TO DO: Lines from the listing that hold the string "Cube" are what you should return.

RECORDS SUPPLIED:
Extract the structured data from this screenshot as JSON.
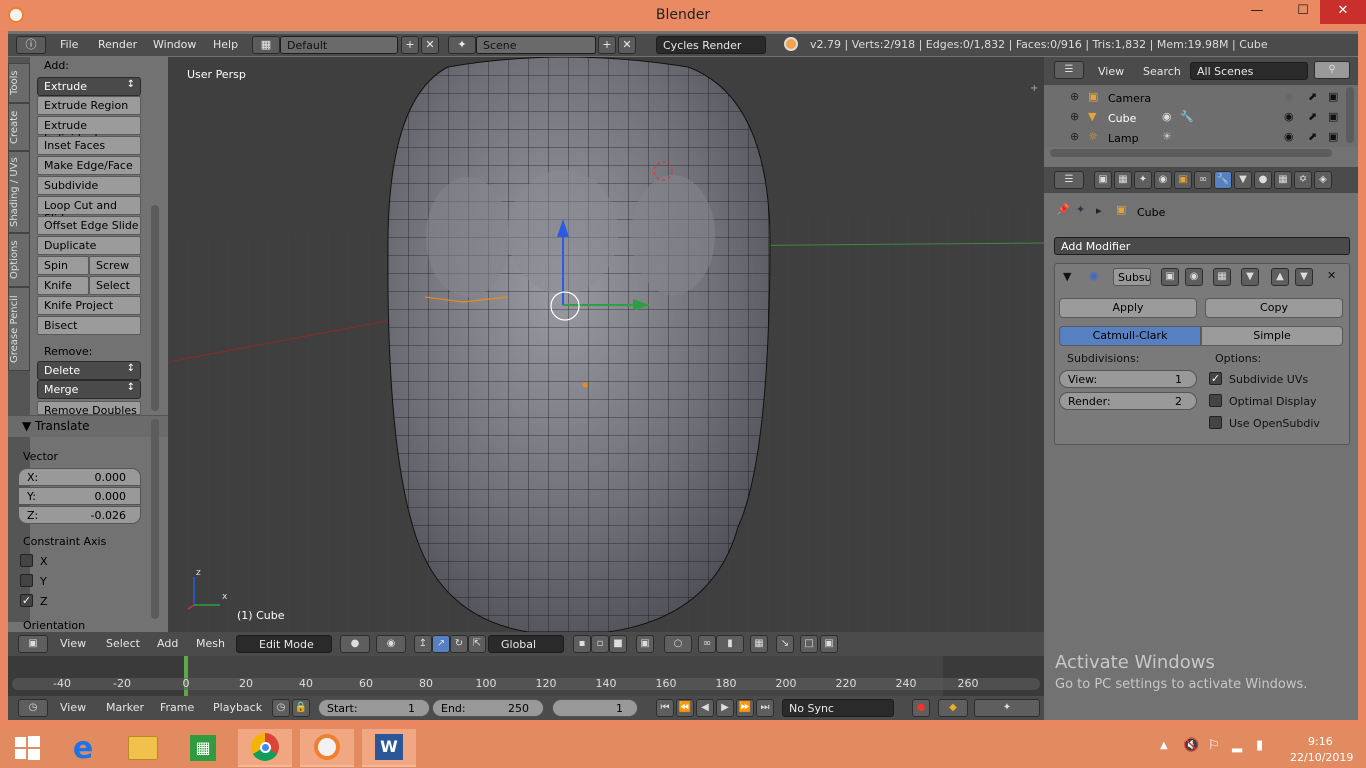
{
  "window": {
    "title": "Blender",
    "min": "—",
    "max": "☐",
    "close": "✕"
  },
  "info": {
    "menu": [
      "File",
      "Render",
      "Window",
      "Help"
    ],
    "screen_layout": "Default",
    "scene": "Scene",
    "engine": "Cycles Render",
    "stats": "v2.79 | Verts:2/918 | Edges:0/1,832 | Faces:0/916 | Tris:1,832 | Mem:19.98M | Cube"
  },
  "tabs": [
    "Tools",
    "Create",
    "Shading / UVs",
    "Options",
    "Grease Pencil"
  ],
  "tools": {
    "add_label": "Add:",
    "extrude": "Extrude",
    "buttons": [
      "Extrude Region",
      "Extrude Individual",
      "Inset Faces",
      "Make Edge/Face",
      "Subdivide",
      "Loop Cut and Slide",
      "Offset Edge Slide",
      "Duplicate"
    ],
    "spin": "Spin",
    "screw": "Screw",
    "knife": "Knife",
    "select": "Select",
    "knife_project": "Knife Project",
    "bisect": "Bisect",
    "remove_label": "Remove:",
    "delete": "Delete",
    "merge": "Merge",
    "remove_doubles": "Remove Doubles"
  },
  "translate": {
    "title": "Translate",
    "vector_label": "Vector",
    "x_label": "X:",
    "x": "0.000",
    "y_label": "Y:",
    "y": "0.000",
    "z_label": "Z:",
    "z": "-0.026",
    "constraint_label": "Constraint Axis",
    "axis_x": "X",
    "axis_y": "Y",
    "axis_z": "Z",
    "orientation": "Orientation"
  },
  "viewport": {
    "view_label": "User Persp",
    "object_label": "(1) Cube",
    "axis_x": "x",
    "axis_z": "z"
  },
  "vp_header": {
    "menu": [
      "View",
      "Select",
      "Add",
      "Mesh"
    ],
    "mode": "Edit Mode",
    "orientation": "Global"
  },
  "timeline": {
    "ticks": [
      "-40",
      "-20",
      "0",
      "20",
      "40",
      "60",
      "80",
      "100",
      "120",
      "140",
      "160",
      "180",
      "200",
      "220",
      "240",
      "260"
    ],
    "menu": [
      "View",
      "Marker",
      "Frame",
      "Playback"
    ],
    "start_label": "Start:",
    "start": "1",
    "end_label": "End:",
    "end": "250",
    "current": "1",
    "sync": "No Sync"
  },
  "outliner": {
    "view": "View",
    "search": "Search",
    "filter": "All Scenes",
    "items": [
      "Camera",
      "Cube",
      "Lamp"
    ]
  },
  "properties": {
    "object": "Cube",
    "add_modifier": "Add Modifier",
    "modifier_name": "Subsu",
    "apply": "Apply",
    "copy": "Copy",
    "catmull": "Catmull-Clark",
    "simple": "Simple",
    "subdivisions": "Subdivisions:",
    "view_label": "View:",
    "view_val": "1",
    "render_label": "Render:",
    "render_val": "2",
    "options": "Options:",
    "opt1": "Subdivide UVs",
    "opt2": "Optimal Display",
    "opt3": "Use OpenSubdiv"
  },
  "watermark": {
    "line1": "Activate Windows",
    "line2": "Go to PC settings to activate Windows."
  },
  "taskbar": {
    "time": "9:16",
    "date": "22/10/2019"
  }
}
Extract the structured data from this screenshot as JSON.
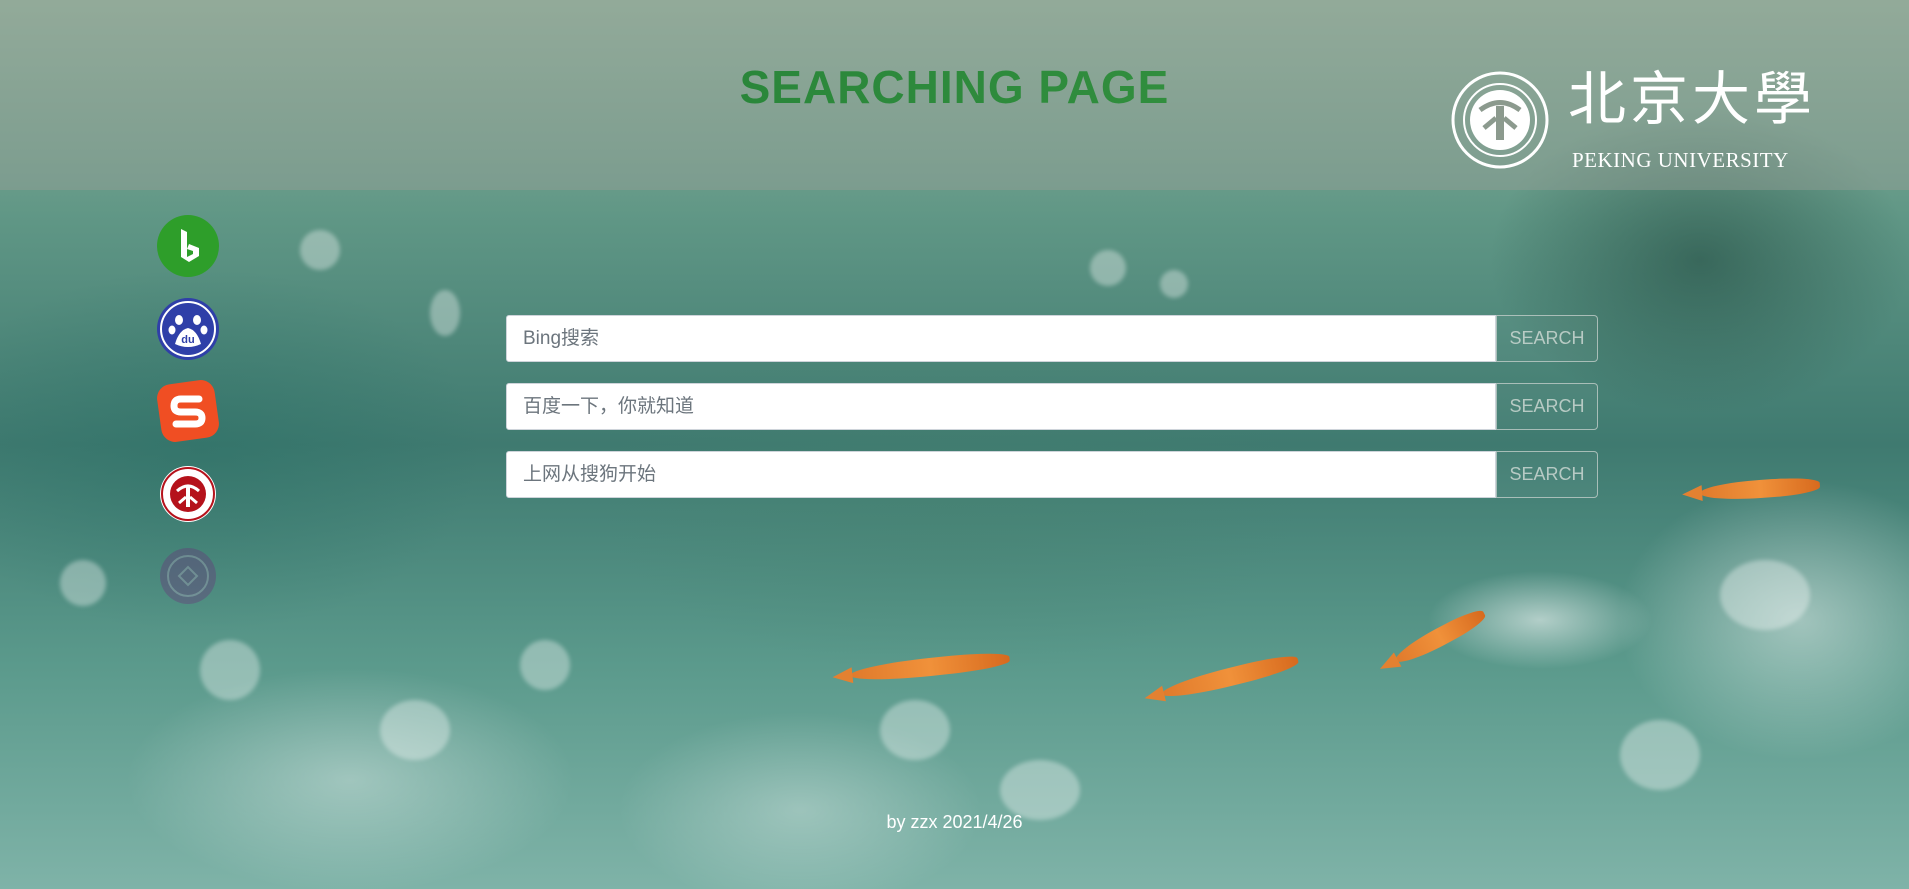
{
  "header": {
    "title": "SEARCHING PAGE",
    "logo_cn": "北京大學",
    "logo_en": "PEKING UNIVERSITY"
  },
  "sidebar": {
    "icons": [
      {
        "name": "bing-icon",
        "color": "#2e9e2a"
      },
      {
        "name": "baidu-icon",
        "color": "#2f3fa8"
      },
      {
        "name": "sogou-icon",
        "color": "#f04e23"
      },
      {
        "name": "pku-icon",
        "color": "#b5121b"
      },
      {
        "name": "faded-logo-icon",
        "color": "#6b2d7a"
      }
    ]
  },
  "searches": [
    {
      "placeholder": "Bing搜索",
      "button": "SEARCH"
    },
    {
      "placeholder": "百度一下，你就知道",
      "button": "SEARCH"
    },
    {
      "placeholder": "上网从搜狗开始",
      "button": "SEARCH"
    }
  ],
  "footer": {
    "text": "by zzx 2021/4/26"
  }
}
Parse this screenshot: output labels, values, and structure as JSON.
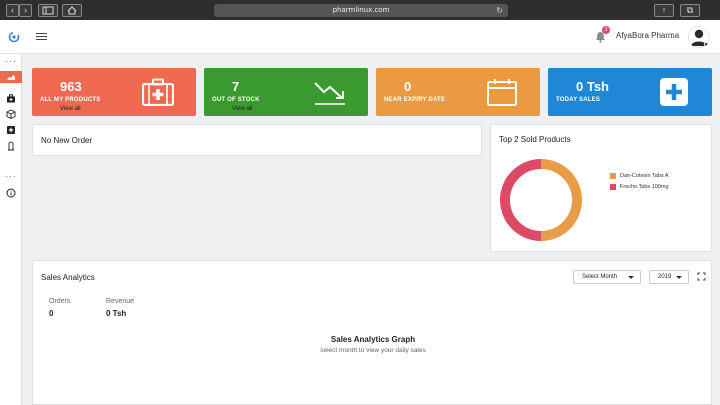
{
  "browser": {
    "url": "pharmlinux.com",
    "back_glyph": "‹",
    "forward_glyph": "›",
    "share_glyph": "↑",
    "tabs_glyph": "⧉"
  },
  "header": {
    "user_name": "AfyaBora Pharma",
    "notification_count": "1"
  },
  "cards": [
    {
      "value": "963",
      "label": "ALL MY PRODUCTS",
      "link": "View all",
      "color": "#ee694f",
      "icon": "medical-kit-icon"
    },
    {
      "value": "7",
      "label": "OUT OF STOCK",
      "link": "View all",
      "color": "#3b9a2f",
      "icon": "trend-down-icon"
    },
    {
      "value": "0",
      "label": "NEAR EXPIRY DATE",
      "link": "",
      "color": "#eb9a42",
      "icon": "calendar-icon"
    },
    {
      "value": "0 Tsh",
      "label": "TODAY SALES",
      "link": "",
      "color": "#1e88d6",
      "icon": "plus-box-icon"
    }
  ],
  "orders_panel": {
    "title": "No New Order"
  },
  "top_products": {
    "title": "Top 2 Sold Products",
    "chart_data": {
      "type": "pie",
      "series": [
        {
          "name": "Dan-Cotesin Tabs A",
          "value": 50,
          "color": "#e89c45"
        },
        {
          "name": "Frecho Tabs 100mg",
          "value": 50,
          "color": "#dd4a67"
        }
      ],
      "legend": "right"
    }
  },
  "analytics": {
    "title": "Sales Analytics",
    "month_select": "Select Month",
    "year_select": "2019",
    "orders_label": "Orders",
    "orders_value": "0",
    "revenue_label": "Revenue",
    "revenue_value": "0 Tsh",
    "graph_title": "Sales Analytics Graph",
    "graph_hint": "select month to view your daily sales"
  }
}
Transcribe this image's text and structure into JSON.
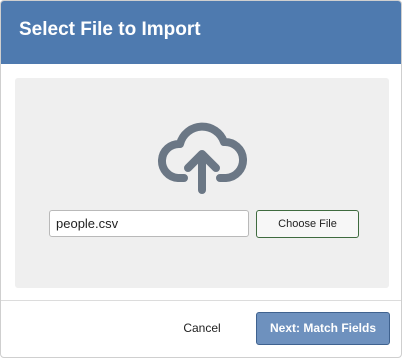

SOLUTION FOR THIS EXERCISE:
    "stats": "v2.79 | Verts:2/918 | Edges:0/1,832 | Faces:0/916 | Tris:1,832 | Mem:19.98M | Cube"
    "object_label": "(1) Cube",
      "Cube",
    "object": "Cube",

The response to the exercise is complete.